“Do not judge, or you too will be judged. For in the same way you judge others, you will be judged, and with the measure you use, it will be measured to you. “Why do you look at the speck of sawdust in your brother’s eye and pay no attention to the plank in your own eye? How can you say to your brother, ‘Let me take the speck out of your eye,’ when all the time there is a plank in your own eye? You hypocrite, first take the plank out of your own eye, and then you will see clearly to remove the speck from your brother’s eye.” (Matthew 7:1-5)

Now, Jesus was not saying, “Don’t judge at all.” Essentially, He was saying, “Be careful how you judge.” We must be spiritually right with God if we are to be effective in removing “the speck” from another’s eye. As our nation prepares to execute a measure of judgment on the evil in our world, we need to be prepared to undergo the same scrutiny by a God who is holy, pure, and righteous.

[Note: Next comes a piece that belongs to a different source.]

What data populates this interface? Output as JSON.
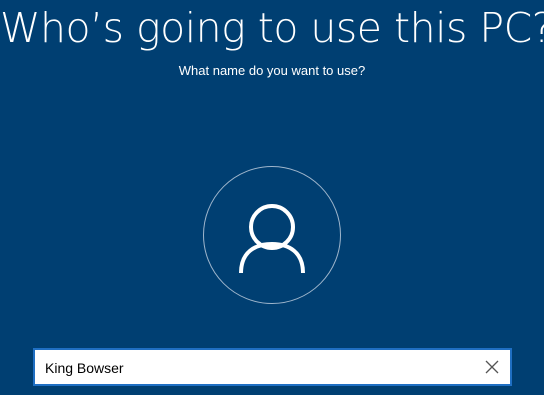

Are the people of the United States guilty of sins that would justify God’s bringing judgment on us as a nation? God’s examination is not based upon what we believe is right and wrong, but on what God has established as right and wrong. America is not spiritually prepared to withstand His holy examination. God says, “I will deal with them according to their conduct, and by their own standards I will judge them. Then they will know that I am the Lord,” (Ezekiel 7:27)

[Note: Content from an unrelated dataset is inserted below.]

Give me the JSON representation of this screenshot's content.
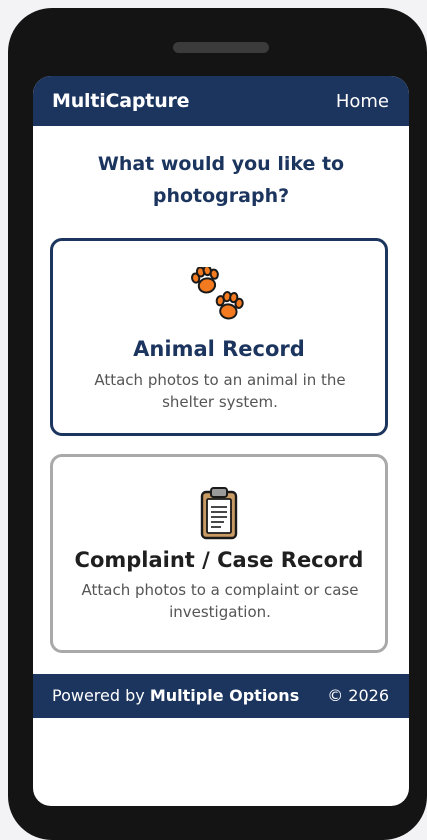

  1. Only those who are right with God will be prepared for the time of God’s judgment.
    Here is the word God sent to Ezekiel:

“If a country sins against me by being unfaithful and I stretch out my hand against it to cut off its food supply and send famine upon it and kill its men and their animals, even if these three men-Noah, Daniel and Job-were in it, they could save only themselves by their righteousness, declares the Sovereign LORD.” (Ezekiel 14:13-14)

We must be careful not to trust in deceptive words that permit us to hold onto our sin while still trying to claim the righteousness of Christ as our cover. Israel did something similar in the days of Jeremiah. They trusted in the fact that they were God’s people and had the Temple of the Lord in their midst. But God said;

“‘Look, you are trusting in deceptive words that are worthless. “‘Will you steal and murder, commit adultery and perjury, burn incense to Baal and follow other gods you have not known, and then come and stand before me in this house, which bears my Name, and say, “We are safe” – safe to do all these detestable things? Has this house, which bears my Name, become a den of robbers to you? But I have been watching! Declares the LORD.’” (Jeremiah 7:8-11)

When God’s people made His house a “den of robbers,” He brought His judgment on the nation at the hands of a Babylonian king in 586/7 BC. When Jesus wept over Jerusalem centuries later, He prophesied the coming destruction at the hands of a Roman army in AD 70. He brought the same allegation against God’s people in His day: “My house will be a house of prayer, but you have made it a den of robbers.” Essentially, “a den of robbers” refers to God’s people living sinfully all week long, then coming before the Lord to say, “We’re safe. We’re God’s people.” A “den of robbers” in our day can be likened to a church people who act like the rest of the world throughout the week, then come to church on Sunday, saying, “I’m okay. I’m going to heaven when I die. I prayed the salvation prayer. I joined the church.” As we examine the lives of church members, I fear that most of our churches look more like a “den of robbers” than a “house of prayer.”

God’s people must confess and repent from sin (turn back toward God) if we are to receive the cleansing Christ has provided through His own shed blood. Only through repentance can we stand before God, clothed in the righteousness of Christ.

As God’s people, we have a choice: We can either recognize the pending danger and return to the Lord before He brings judgment, or we can wait until the disasters come to repent and cry out for mercy.